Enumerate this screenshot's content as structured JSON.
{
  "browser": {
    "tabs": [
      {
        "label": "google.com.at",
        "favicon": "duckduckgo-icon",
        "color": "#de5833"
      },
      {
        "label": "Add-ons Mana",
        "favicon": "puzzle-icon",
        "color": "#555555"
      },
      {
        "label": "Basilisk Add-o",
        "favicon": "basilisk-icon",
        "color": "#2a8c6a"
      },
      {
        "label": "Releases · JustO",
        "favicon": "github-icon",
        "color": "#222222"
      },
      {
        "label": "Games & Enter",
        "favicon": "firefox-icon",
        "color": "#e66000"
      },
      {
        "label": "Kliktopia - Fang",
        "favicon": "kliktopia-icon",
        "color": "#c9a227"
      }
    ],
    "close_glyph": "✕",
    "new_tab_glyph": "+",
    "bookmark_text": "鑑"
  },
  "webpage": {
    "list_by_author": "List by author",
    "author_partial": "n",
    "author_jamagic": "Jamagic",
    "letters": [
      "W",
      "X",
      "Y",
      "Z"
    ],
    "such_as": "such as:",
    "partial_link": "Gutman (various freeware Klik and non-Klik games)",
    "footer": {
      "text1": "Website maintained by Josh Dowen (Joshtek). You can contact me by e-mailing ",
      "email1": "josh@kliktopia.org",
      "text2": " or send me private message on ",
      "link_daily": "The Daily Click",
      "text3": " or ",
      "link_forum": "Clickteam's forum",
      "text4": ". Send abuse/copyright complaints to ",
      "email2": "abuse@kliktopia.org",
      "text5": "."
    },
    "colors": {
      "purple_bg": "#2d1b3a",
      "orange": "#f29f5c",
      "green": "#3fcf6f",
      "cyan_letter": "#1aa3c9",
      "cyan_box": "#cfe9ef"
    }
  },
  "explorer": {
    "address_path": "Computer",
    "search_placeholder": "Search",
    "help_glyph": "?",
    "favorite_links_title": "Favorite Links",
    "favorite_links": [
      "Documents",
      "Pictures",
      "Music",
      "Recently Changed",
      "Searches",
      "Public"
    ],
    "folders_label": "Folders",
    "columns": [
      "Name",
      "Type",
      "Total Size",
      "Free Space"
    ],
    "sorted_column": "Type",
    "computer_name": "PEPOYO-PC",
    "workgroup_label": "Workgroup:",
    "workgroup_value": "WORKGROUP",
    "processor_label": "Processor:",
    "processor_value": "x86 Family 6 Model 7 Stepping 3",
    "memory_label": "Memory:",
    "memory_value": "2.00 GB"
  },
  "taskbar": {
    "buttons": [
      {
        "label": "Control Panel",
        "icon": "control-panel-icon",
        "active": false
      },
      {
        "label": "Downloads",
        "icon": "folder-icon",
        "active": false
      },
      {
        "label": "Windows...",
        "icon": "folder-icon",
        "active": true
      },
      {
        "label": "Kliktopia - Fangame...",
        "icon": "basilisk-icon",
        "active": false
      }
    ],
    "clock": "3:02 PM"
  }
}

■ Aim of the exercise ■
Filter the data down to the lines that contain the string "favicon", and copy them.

■ Answer box ■
        "favicon": "duckduckgo-icon",
        "favicon": "puzzle-icon",
        "favicon": "basilisk-icon",
        "favicon": "github-icon",
        "favicon": "firefox-icon",
        "favicon": "kliktopia-icon",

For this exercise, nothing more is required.